New Delhi: "It's not a Day One wicket", were Australian all-rounder Steven Smith's first words after the visitors once again struggled to come to terms with the Indian spinners on a crumbling Feroz Shah Kotla track in New Delhi on Friday.
The pitch had been termed a "day three wicket" by former players for having plenty of cracks even before the match had begun.
"It's not the day one wicket I am used to playing on. It has broken up pretty early. It will get tougher and tougher to bat throughout this match," Smith told reporters at the post-match press conference.
Smith cited the example of fellow batsman, Philip Hughes, who got a vicious delivery in the 21st over from pacer Ishant Sharma that hit the grill of his helmet.
The ball was slightly short of length and hit Hughes' helmet, forcing him to take evasive action.

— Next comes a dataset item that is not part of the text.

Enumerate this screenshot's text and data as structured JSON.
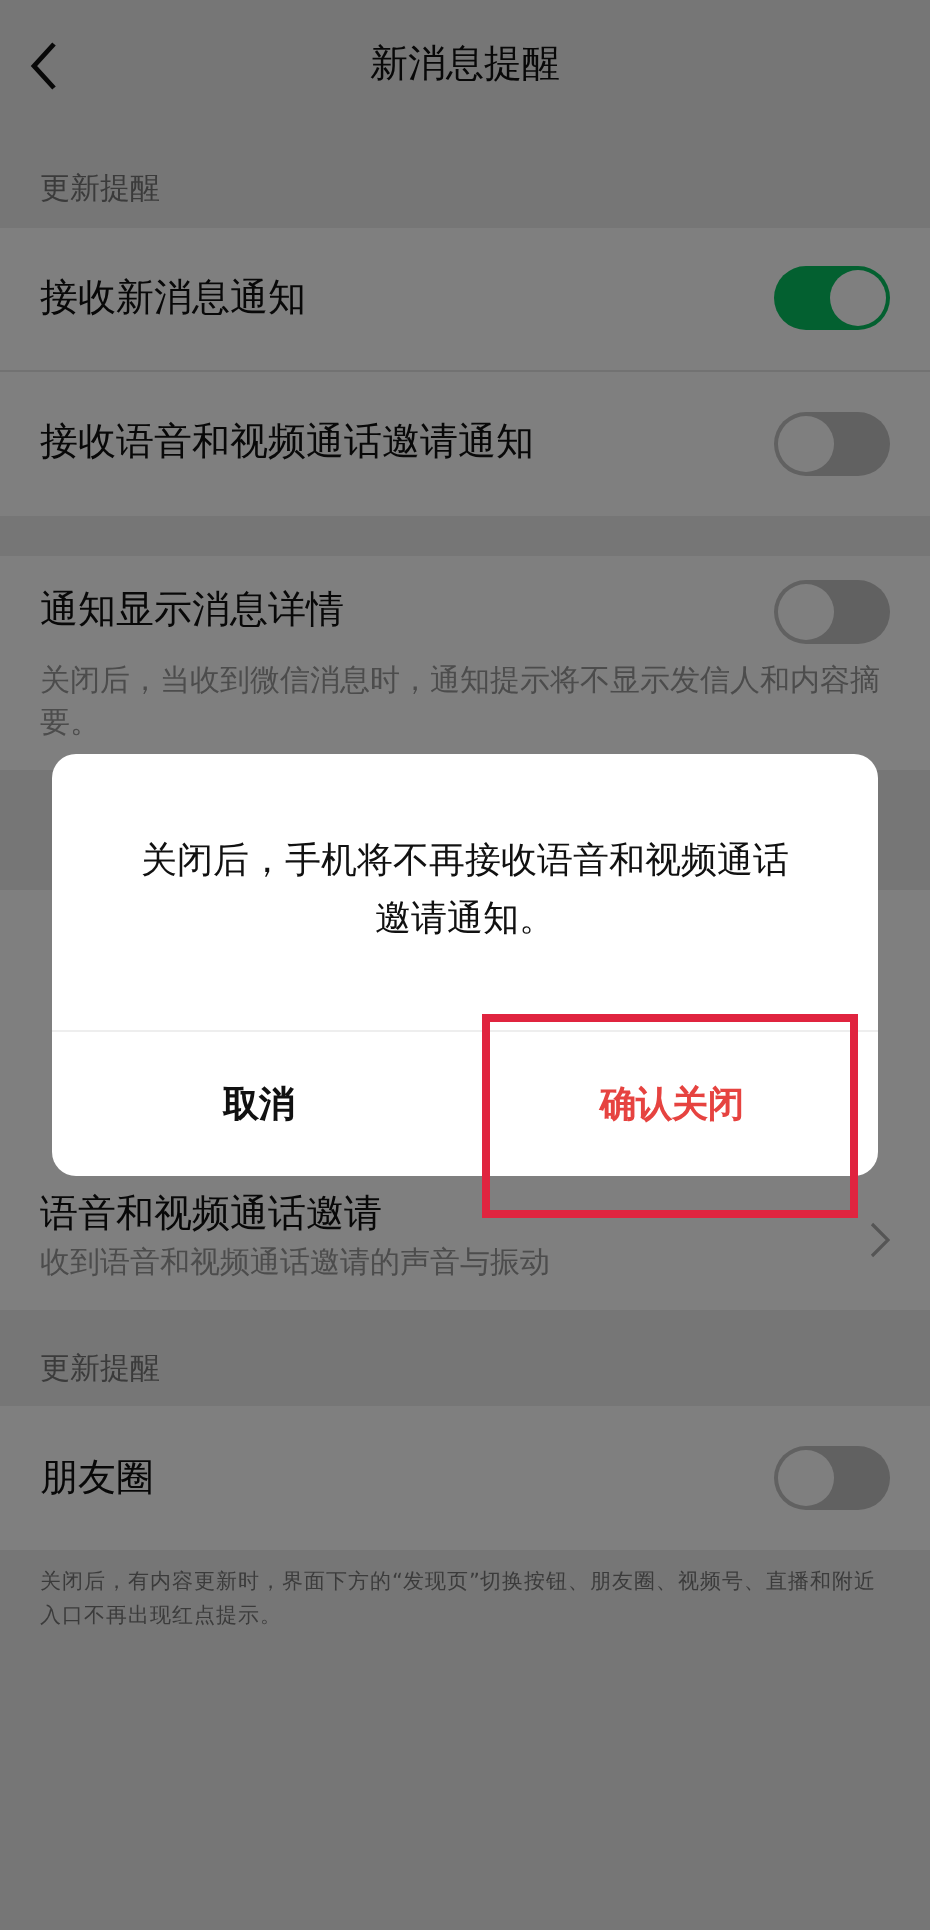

"It's not too often we see on the first day of a Test match the ball going like that and hitting a player in his grill. That's probably shaken him up.
"If we talk about Hughes, he was very good today. He came out with a positive mind-set and found his way well," he said.
Smith, who made a defiant 145-ball 46, said the visitors would look to add another 50 runs on Saturday to their first-innings total of 231 for eight.
"231 at the end of day one is not bad day for us. Hopefully, we can add another 50 runs to our score. It's going to be a competitive first-innings score," he said.
Smith said that spin played a big role on the already "worn out" first day Kotla track.
"Spin has played a good role on this wicket. It's pretty tough to score runs a lot of times. Every one of their bowlers bowled well. Their field setting was good. The wicket has already worn out. If we could grind out another 50, it would be good for us," he said.
Asked about the top-order failure, Smith said, "All the guys have worked very hard, had their game plans. But in these conditions, it's tough to bat. Sometimes your game plans do not work."
Talking about his own innings of 46, Smith said he spent a lot of time in the nets to prepare for the final Test.
"I spent a lot of time in the nets. It's about surviving first and then scoring runs. For me, it's about watching the ball as hard as I can and then play my shots against the spin," he said.
The Aussie said it became difficult to bat when spin was introduced into the attack.
"The first couple of overs is the easiest time to bat on. When spin comes into play, that's probably the toughest period. As the ball gets little bit softer, it becomes little bit easier for us.
"The more balls you face, it becomes easier for you. I think that's one thing we need to take from this tour. Try to find a way to play as many balls as you can and then it does get easier," he said.